Excerpts from an interface dataset
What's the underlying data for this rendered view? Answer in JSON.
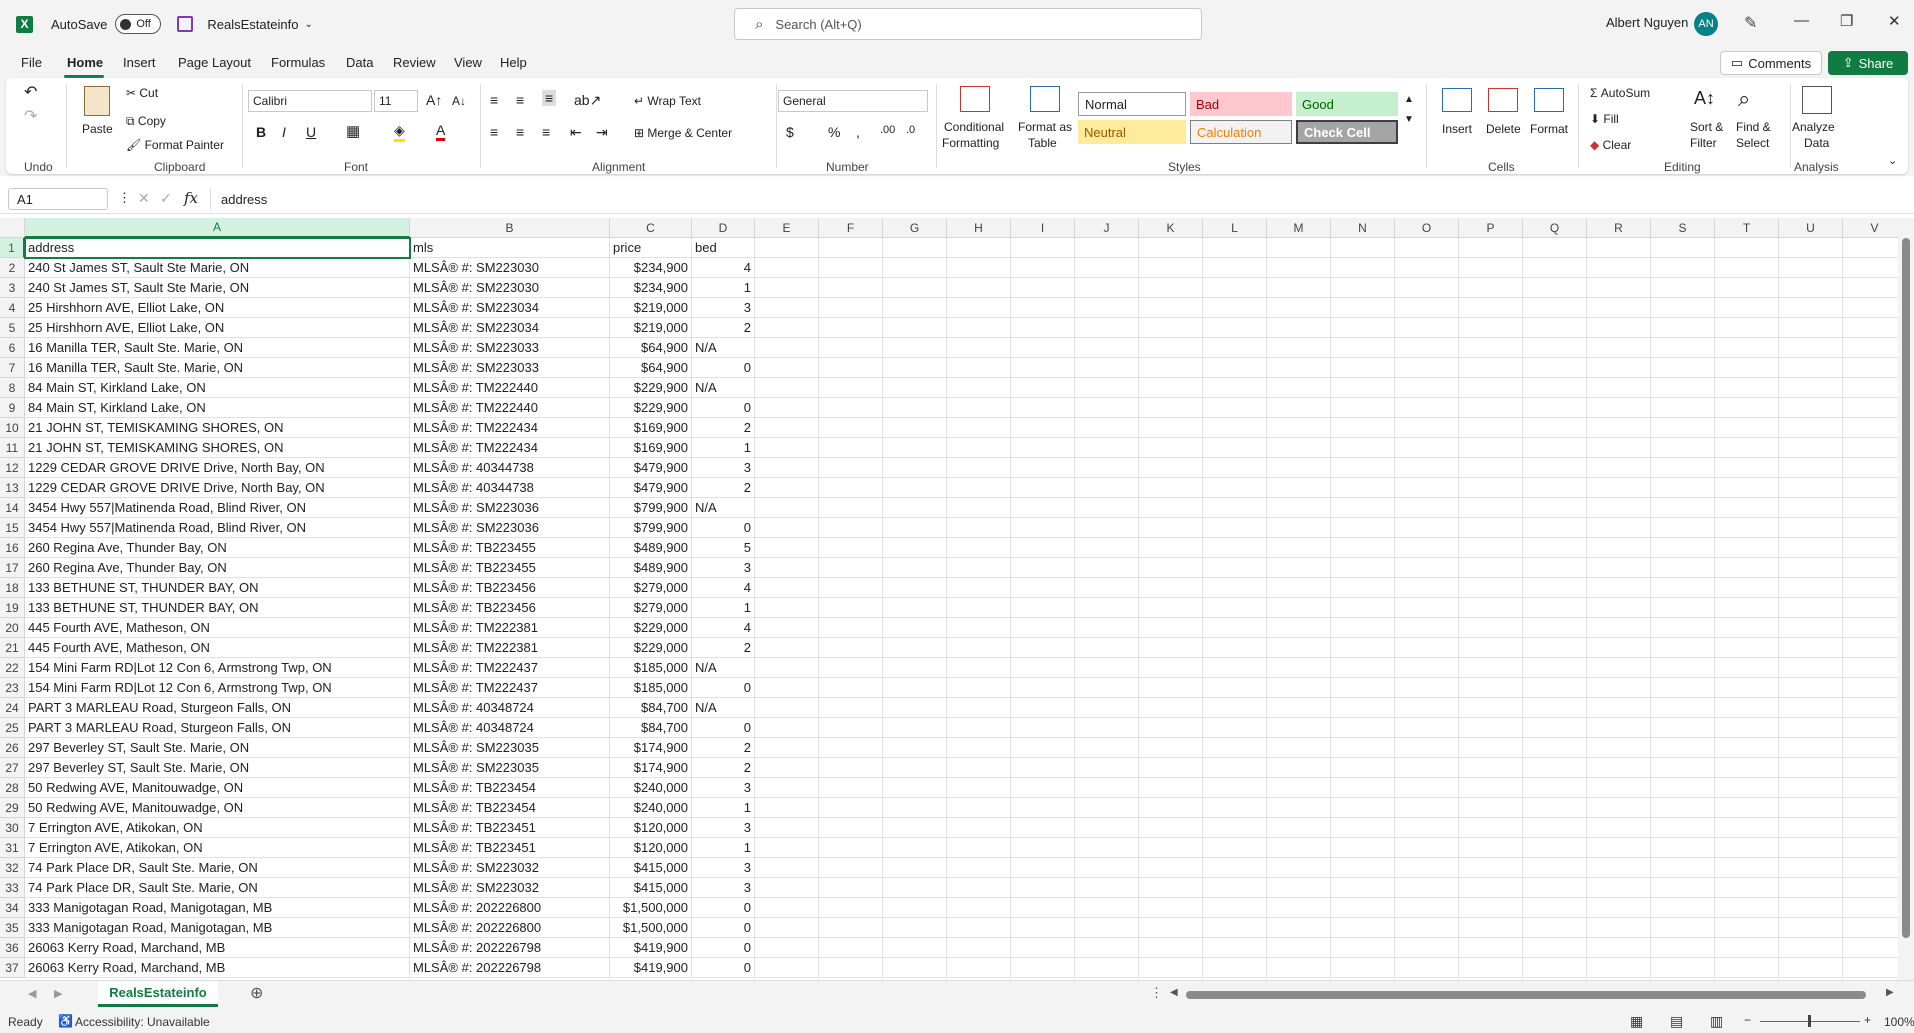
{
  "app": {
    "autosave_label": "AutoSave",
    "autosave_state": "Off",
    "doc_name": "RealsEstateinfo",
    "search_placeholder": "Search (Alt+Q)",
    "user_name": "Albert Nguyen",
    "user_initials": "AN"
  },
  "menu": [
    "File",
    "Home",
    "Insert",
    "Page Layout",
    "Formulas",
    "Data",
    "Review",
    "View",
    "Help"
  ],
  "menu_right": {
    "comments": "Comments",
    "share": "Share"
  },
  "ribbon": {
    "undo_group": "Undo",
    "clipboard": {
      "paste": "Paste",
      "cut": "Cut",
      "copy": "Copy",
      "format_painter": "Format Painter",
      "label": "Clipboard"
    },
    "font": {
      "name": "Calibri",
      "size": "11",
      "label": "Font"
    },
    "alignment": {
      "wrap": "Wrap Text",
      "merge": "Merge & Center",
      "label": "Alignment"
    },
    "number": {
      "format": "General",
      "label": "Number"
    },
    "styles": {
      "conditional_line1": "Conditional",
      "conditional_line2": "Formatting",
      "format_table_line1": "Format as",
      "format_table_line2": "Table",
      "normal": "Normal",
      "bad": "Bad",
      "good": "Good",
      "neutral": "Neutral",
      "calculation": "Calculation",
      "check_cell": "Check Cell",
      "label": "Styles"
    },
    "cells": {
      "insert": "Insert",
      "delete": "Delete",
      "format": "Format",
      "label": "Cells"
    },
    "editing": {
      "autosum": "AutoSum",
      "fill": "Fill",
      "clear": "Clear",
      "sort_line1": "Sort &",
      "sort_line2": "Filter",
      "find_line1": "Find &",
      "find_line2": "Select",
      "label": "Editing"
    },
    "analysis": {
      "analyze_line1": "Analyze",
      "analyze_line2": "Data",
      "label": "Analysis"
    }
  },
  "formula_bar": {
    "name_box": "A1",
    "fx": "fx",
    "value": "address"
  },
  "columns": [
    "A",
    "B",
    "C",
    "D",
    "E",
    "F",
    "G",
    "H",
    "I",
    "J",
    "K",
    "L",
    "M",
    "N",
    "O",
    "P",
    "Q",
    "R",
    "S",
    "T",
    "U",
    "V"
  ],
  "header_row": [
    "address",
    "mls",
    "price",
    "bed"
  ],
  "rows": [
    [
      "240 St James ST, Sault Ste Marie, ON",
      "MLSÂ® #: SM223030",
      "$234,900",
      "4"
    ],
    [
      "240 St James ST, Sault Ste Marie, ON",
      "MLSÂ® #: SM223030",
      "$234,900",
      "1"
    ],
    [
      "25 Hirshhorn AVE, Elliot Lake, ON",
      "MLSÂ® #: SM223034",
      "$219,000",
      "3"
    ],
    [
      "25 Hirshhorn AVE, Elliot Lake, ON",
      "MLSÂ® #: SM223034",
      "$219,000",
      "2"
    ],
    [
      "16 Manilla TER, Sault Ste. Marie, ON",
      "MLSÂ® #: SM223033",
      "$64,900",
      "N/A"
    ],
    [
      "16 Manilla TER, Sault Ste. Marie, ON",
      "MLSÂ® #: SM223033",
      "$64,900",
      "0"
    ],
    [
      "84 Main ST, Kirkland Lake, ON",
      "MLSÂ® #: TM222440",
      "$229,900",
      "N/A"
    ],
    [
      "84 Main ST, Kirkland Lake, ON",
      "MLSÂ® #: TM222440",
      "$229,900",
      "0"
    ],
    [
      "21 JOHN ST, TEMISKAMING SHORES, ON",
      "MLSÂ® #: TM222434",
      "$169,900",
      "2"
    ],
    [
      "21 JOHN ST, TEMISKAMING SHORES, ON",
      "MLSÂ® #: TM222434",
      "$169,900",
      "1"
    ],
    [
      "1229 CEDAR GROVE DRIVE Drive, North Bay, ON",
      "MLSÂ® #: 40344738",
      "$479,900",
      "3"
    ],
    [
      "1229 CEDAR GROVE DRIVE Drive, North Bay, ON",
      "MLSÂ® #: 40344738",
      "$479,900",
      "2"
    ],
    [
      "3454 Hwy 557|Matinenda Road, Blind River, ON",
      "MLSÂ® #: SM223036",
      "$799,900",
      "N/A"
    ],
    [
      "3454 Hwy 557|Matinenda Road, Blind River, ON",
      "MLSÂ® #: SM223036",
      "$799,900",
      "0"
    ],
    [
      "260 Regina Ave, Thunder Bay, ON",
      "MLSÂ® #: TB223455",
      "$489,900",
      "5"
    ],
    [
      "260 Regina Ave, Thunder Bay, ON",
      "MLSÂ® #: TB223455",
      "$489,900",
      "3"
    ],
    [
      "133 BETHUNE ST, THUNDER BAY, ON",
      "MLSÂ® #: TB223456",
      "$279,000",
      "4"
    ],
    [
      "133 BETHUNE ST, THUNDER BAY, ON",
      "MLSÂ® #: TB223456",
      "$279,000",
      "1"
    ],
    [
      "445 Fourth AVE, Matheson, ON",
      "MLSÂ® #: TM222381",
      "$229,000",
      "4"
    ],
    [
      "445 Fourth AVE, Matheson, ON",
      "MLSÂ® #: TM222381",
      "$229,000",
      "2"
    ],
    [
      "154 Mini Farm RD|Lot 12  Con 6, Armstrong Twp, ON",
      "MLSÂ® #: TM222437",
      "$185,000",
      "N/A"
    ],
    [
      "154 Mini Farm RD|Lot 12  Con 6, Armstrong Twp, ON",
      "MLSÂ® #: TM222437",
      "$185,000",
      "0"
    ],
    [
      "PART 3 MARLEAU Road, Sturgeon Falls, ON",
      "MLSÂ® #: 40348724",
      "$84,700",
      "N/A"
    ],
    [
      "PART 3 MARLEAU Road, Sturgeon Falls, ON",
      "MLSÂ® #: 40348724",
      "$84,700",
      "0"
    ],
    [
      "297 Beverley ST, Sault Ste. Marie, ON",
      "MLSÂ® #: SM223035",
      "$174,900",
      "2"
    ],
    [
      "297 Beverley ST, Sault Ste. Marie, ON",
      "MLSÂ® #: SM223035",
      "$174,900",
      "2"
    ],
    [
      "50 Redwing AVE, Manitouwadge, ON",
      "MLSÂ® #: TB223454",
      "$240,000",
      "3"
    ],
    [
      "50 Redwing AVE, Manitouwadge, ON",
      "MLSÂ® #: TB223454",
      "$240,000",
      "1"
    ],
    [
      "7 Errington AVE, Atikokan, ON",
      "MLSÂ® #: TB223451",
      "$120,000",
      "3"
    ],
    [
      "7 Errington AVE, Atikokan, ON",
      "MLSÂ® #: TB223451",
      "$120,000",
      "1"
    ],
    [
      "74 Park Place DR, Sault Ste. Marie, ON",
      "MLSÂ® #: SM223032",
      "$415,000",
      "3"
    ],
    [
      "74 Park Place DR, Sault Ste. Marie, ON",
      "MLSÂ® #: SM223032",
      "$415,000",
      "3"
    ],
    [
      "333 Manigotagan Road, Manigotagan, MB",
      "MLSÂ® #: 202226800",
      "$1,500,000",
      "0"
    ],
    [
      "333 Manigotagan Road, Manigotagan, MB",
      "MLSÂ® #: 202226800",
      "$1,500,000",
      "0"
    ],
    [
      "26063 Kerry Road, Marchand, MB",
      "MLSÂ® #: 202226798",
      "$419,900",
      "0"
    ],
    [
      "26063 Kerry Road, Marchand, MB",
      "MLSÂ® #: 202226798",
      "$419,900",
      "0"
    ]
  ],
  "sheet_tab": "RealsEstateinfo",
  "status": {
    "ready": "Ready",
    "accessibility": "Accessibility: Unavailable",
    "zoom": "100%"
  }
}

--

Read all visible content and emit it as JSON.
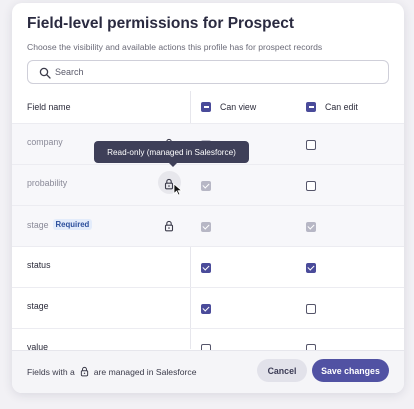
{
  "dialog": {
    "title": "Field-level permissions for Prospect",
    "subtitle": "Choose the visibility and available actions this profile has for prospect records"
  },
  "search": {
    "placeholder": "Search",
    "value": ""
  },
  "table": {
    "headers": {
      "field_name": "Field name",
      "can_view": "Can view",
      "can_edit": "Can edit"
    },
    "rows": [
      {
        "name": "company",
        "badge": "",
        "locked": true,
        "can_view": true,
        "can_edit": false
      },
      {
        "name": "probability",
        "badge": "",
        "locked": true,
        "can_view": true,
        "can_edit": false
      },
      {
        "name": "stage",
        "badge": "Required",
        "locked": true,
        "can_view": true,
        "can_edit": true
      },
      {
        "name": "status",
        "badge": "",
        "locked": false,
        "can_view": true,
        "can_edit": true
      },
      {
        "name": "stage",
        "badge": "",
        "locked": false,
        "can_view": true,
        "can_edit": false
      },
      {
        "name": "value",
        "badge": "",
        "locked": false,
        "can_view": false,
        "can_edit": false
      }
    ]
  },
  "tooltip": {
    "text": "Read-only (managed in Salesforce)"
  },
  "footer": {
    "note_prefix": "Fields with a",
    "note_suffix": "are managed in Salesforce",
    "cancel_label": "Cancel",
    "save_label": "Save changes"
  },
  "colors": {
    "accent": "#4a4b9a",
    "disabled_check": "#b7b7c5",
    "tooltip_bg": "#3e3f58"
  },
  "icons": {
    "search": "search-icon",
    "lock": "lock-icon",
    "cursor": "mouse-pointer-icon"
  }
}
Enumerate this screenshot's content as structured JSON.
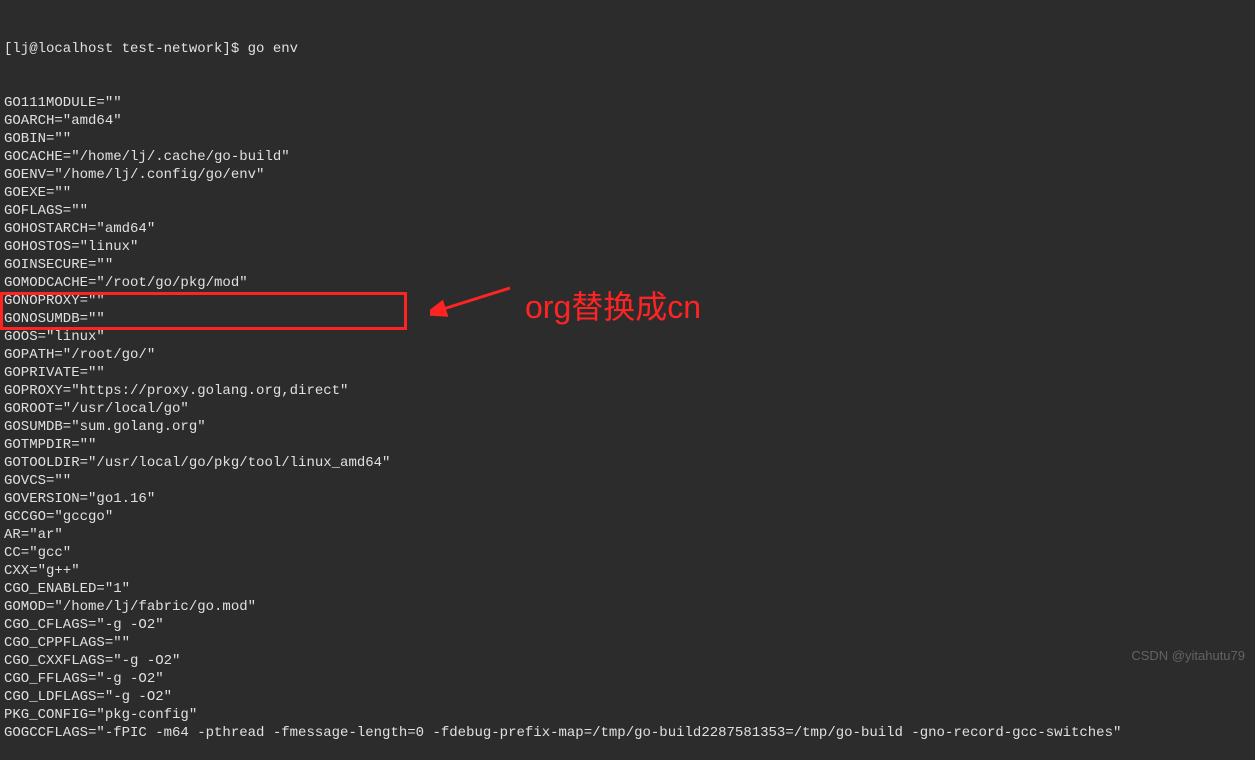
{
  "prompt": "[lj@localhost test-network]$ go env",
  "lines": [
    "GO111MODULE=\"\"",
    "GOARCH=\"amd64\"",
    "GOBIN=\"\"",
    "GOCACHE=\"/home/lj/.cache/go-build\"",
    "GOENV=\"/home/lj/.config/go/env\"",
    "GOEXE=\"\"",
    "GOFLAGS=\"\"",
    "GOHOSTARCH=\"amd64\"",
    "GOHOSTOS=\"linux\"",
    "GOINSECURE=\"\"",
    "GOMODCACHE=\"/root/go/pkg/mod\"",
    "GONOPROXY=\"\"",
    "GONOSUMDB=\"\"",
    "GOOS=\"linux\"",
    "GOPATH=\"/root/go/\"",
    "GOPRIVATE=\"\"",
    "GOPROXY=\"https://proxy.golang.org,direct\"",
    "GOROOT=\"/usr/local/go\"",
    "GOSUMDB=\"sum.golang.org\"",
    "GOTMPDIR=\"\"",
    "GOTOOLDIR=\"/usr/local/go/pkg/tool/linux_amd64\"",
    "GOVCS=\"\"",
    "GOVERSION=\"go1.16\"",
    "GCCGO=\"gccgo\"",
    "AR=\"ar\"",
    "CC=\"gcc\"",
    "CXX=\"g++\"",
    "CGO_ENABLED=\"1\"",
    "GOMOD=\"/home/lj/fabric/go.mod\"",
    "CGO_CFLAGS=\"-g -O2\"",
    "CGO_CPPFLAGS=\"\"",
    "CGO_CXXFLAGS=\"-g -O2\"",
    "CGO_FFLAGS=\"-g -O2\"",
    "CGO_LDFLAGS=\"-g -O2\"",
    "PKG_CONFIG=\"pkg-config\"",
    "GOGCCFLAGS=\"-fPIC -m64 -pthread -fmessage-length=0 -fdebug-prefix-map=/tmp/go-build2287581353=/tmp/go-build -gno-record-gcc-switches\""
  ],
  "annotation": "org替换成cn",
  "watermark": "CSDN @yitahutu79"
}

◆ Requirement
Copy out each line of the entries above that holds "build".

◆ Reply to the task
    "GOCACHE=\"/home/lj/.cache/go-build\"",
    "GOGCCFLAGS=\"-fPIC -m64 -pthread -fmessage-length=0 -fdebug-prefix-map=/tmp/go-build2287581353=/tmp/go-build -gno-record-gcc-switches\""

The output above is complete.